BARBARA WALTERS: Can I–Can I agree or follow up? It was indeed headed up by Bill Clinton. It was very controversial. In 1996, he signed, quote, The Personal Responsibilities And Work Opportunities Reconciliation Act that required recipients to begin working after two years of receiving benefits. And it placed–I want to make sure I’m accurate-- a life limit of five years on benefits paid by federal funds.


SHEPHERD: You know–It’s a continuation?

WALTERS: So what Romney is saying really–we can criticize him on other things, but this is almost the same thing that Bill Clinton signed

GOLDBERG: Ok. Can I just throw one thing out there? If people want to talk about helping women get back to work, women who may be in fact be on welfare, let us not characterize it as though they're welfare cheats. These are not people who are sitting around. There are people who do mess with the welfare system. But a lot of the people who are on welfare would like to be working–


GOLDBERG: They would like to be out there getting a job. And I think every time someone says–gives the impression that people on welfare aren't somehow– I mean, the phrase that he used, the dignity of work, it's so annoying.

SHEPHERD: (Inaudible)


BEHAR: It’s condescending.

HASSELBECK: I actually think that a woman doesn’t have to depend on some man to bring in money to her. If she’s in a position to make her own money then she would feel good about herself.

GOLDBERG: I’ll tell you why–because, because–We’re not depending on men. Let me tell you something, getting on welfare is one of the hardest things anybody has to do–
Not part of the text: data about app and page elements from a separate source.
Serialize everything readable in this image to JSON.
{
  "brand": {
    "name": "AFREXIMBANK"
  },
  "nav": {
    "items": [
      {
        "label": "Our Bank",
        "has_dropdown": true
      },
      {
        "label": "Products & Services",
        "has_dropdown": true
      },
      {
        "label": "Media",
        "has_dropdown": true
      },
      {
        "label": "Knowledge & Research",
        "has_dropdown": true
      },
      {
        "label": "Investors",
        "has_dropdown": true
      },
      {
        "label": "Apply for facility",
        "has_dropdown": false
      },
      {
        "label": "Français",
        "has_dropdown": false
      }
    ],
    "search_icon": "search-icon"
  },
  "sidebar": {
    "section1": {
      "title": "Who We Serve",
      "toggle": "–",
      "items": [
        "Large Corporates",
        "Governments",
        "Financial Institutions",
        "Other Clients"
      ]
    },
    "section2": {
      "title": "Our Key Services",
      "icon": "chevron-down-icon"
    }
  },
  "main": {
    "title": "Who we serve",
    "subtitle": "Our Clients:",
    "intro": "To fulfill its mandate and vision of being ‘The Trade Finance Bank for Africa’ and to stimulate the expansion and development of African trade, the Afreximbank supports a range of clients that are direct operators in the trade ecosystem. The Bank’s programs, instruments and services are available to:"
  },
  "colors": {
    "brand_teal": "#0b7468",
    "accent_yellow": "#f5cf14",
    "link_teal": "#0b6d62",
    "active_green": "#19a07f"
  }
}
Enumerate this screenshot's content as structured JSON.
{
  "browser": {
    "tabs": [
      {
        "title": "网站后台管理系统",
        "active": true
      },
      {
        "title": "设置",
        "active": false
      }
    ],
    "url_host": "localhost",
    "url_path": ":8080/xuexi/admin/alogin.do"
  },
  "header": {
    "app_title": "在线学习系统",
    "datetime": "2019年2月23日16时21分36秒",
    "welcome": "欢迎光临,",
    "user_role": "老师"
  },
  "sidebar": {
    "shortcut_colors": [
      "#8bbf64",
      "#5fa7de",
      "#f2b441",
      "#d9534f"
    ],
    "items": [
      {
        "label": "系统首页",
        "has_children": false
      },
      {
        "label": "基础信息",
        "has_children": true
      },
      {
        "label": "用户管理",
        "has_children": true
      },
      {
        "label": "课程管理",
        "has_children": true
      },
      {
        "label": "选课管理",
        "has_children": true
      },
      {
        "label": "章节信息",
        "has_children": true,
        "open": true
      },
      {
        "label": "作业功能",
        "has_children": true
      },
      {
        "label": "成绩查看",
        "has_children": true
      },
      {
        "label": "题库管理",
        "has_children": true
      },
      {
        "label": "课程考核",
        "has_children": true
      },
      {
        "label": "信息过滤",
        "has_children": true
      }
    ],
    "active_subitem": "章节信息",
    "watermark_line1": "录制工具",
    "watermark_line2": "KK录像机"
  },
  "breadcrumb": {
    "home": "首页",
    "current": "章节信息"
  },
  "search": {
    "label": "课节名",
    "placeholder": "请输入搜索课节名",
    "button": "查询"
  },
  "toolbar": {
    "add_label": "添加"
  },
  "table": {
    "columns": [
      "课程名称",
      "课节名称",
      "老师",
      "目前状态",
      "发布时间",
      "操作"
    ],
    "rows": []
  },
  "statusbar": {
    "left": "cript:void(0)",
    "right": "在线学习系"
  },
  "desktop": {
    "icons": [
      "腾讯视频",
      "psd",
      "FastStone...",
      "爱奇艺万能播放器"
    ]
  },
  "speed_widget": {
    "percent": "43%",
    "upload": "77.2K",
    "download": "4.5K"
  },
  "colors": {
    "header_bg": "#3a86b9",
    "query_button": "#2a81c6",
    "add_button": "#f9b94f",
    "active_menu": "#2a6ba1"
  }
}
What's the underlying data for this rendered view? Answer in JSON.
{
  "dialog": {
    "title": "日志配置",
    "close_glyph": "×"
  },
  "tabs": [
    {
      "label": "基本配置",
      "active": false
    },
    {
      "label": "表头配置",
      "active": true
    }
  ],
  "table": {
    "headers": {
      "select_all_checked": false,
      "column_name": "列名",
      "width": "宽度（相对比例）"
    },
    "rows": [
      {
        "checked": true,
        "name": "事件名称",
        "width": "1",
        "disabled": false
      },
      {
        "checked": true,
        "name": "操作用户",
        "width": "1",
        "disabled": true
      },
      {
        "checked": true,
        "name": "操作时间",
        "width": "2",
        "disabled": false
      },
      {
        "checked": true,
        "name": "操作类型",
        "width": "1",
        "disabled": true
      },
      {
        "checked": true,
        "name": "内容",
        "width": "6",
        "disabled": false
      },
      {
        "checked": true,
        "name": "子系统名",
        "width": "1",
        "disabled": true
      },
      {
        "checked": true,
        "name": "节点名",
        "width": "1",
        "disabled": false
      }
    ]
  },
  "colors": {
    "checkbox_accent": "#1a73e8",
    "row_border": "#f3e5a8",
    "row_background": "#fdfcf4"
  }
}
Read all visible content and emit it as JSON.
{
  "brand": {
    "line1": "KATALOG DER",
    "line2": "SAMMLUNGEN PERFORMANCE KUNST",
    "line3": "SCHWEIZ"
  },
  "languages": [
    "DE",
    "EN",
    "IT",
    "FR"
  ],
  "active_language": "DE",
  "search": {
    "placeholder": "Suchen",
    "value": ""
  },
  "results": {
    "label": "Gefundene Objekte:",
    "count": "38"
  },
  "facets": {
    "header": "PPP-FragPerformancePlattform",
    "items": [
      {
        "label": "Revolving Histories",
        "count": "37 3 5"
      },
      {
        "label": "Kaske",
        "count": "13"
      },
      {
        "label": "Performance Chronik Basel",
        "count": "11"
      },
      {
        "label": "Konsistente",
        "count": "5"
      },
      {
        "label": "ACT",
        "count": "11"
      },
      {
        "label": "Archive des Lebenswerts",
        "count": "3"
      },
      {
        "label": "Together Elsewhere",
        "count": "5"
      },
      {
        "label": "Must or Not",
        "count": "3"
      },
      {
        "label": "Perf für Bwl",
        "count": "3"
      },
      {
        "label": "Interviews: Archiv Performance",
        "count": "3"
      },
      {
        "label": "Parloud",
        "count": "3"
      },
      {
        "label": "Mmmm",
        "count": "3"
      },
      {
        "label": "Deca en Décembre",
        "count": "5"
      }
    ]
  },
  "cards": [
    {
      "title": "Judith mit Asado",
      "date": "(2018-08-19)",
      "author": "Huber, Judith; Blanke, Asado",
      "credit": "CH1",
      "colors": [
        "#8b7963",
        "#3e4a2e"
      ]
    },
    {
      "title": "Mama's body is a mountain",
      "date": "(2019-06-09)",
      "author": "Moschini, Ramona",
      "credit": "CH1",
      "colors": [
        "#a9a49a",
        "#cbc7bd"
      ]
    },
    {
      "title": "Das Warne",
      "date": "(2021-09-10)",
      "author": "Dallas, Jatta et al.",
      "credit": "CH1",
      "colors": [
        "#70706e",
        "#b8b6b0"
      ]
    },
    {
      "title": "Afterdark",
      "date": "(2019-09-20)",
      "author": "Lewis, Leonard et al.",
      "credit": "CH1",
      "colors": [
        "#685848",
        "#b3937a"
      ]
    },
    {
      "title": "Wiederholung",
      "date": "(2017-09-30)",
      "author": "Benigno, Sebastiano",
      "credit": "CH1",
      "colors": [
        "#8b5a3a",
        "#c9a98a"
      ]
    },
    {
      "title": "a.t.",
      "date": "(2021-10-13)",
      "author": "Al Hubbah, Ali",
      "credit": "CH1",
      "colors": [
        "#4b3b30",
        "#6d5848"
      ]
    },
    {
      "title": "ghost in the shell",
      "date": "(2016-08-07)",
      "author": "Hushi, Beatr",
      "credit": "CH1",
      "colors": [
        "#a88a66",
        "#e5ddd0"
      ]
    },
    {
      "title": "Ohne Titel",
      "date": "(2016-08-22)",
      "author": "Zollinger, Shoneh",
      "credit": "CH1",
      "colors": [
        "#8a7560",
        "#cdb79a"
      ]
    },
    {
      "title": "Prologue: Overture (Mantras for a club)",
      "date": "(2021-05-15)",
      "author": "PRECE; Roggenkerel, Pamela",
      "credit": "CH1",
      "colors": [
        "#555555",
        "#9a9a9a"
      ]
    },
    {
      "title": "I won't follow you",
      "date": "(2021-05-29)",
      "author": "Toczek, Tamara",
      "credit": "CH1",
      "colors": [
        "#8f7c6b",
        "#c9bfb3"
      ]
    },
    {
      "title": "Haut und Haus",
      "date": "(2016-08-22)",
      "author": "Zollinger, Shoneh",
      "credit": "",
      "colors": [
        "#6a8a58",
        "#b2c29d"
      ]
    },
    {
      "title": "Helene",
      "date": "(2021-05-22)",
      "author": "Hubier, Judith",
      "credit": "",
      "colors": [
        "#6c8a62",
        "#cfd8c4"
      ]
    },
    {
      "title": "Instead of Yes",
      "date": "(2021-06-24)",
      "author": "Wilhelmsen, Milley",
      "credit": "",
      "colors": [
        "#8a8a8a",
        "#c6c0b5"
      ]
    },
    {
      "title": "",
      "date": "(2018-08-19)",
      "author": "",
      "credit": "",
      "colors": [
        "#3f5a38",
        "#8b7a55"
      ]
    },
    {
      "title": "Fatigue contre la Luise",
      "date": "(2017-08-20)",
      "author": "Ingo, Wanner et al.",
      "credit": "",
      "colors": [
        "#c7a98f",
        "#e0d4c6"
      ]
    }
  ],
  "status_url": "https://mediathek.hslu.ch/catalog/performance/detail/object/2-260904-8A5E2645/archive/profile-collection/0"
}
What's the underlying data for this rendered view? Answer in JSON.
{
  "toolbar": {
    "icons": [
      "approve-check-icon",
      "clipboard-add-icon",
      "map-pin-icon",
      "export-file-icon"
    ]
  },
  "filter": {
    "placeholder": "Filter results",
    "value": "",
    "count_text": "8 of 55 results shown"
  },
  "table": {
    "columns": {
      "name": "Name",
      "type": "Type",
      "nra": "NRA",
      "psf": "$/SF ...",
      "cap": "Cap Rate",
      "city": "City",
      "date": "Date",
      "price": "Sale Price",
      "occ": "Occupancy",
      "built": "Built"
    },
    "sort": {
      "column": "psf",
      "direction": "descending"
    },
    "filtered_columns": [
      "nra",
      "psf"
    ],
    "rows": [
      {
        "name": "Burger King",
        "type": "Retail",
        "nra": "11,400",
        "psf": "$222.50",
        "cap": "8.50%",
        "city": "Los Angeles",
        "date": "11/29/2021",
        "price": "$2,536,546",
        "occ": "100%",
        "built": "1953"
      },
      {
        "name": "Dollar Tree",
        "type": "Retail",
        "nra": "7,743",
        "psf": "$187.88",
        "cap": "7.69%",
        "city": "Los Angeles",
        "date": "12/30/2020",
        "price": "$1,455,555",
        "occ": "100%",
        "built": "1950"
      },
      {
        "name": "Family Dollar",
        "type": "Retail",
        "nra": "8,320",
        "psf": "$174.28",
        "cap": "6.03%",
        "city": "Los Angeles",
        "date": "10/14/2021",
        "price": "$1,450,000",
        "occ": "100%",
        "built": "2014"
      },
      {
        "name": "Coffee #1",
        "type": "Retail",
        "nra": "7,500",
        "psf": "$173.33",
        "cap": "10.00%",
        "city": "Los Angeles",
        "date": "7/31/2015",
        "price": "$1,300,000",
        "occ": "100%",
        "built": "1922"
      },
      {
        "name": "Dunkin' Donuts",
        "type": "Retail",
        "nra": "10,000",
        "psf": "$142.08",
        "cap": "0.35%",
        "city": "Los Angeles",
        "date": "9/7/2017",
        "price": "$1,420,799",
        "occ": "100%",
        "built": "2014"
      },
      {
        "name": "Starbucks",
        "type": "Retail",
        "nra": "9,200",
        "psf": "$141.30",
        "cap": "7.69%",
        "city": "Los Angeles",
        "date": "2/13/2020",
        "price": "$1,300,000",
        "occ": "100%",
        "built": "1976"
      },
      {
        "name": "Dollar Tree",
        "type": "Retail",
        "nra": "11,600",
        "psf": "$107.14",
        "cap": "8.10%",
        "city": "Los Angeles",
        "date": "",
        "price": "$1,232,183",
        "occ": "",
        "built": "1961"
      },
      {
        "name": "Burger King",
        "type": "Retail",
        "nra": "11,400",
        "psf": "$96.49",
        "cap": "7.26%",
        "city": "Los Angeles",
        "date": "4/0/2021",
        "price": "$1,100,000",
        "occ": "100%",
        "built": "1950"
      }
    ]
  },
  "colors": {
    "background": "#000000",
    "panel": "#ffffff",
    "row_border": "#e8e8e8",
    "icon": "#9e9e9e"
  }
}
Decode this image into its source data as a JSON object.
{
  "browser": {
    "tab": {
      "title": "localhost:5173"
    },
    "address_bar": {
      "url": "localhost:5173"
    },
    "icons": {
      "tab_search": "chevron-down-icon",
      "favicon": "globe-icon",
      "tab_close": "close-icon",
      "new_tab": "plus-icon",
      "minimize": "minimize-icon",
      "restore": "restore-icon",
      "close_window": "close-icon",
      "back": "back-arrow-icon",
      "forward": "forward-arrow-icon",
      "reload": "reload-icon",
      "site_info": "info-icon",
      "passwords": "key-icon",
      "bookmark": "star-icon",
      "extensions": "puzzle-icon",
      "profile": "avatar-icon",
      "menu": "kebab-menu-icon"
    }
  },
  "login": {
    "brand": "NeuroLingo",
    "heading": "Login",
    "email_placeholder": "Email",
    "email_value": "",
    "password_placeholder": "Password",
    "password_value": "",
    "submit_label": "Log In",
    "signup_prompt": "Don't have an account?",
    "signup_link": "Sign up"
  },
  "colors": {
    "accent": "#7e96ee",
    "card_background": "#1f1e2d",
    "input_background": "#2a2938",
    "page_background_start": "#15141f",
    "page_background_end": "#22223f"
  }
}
GOLDBERG: Because you know the stigma that you get for getting on it. So I don't think the government needs to make it any worse by making speeches about people's dignity in terms of working. That's just my opinion.

HASSELBECK: I hear you, I understand you.


WALTERS: So what–The whole idea is this, it was signed by Bill Clinton–

GOLDBERG: I know, I was there when he did it–

WALTERS: Could I just finish? I let you finish yours, let me–


WALTERS: The whole idea of it, said, was encourage two-parent families if that was possible and discourage out-of-wedlock births. Not that it doesn't happen, not that they should be condemned. But it was a way of saying we will support for you for two to five years and then after that, we hope you can find a job.

GOLDBERG and SHEPHERD: (inaudible)

HASSELBECK: I think that -- I do actually think that women in 17 years, the women's poverty rate is as highest its been now. We need to talk about it now.

SHEPHERD: No, I just think there’s a difference. Welfare was always meant to help people, you know do something and go farther. When you're on welfare, it sometimes it can lead  to complacency. If you're on there for a long time. And I think you get a dignity–You don't have a dignity when you're on there for a long time not doing anything. So I absolutely support pushing women to go out there.

BEHAR: But why not support women to stay home with the children? Ann Romney did it cause she’s rich–

SHEPHERD: No because, you–It’s a difference when you have money–


GOLDBERG: I'm so sorry, we have to go. We have to much. We’ll be right back with more hot topics.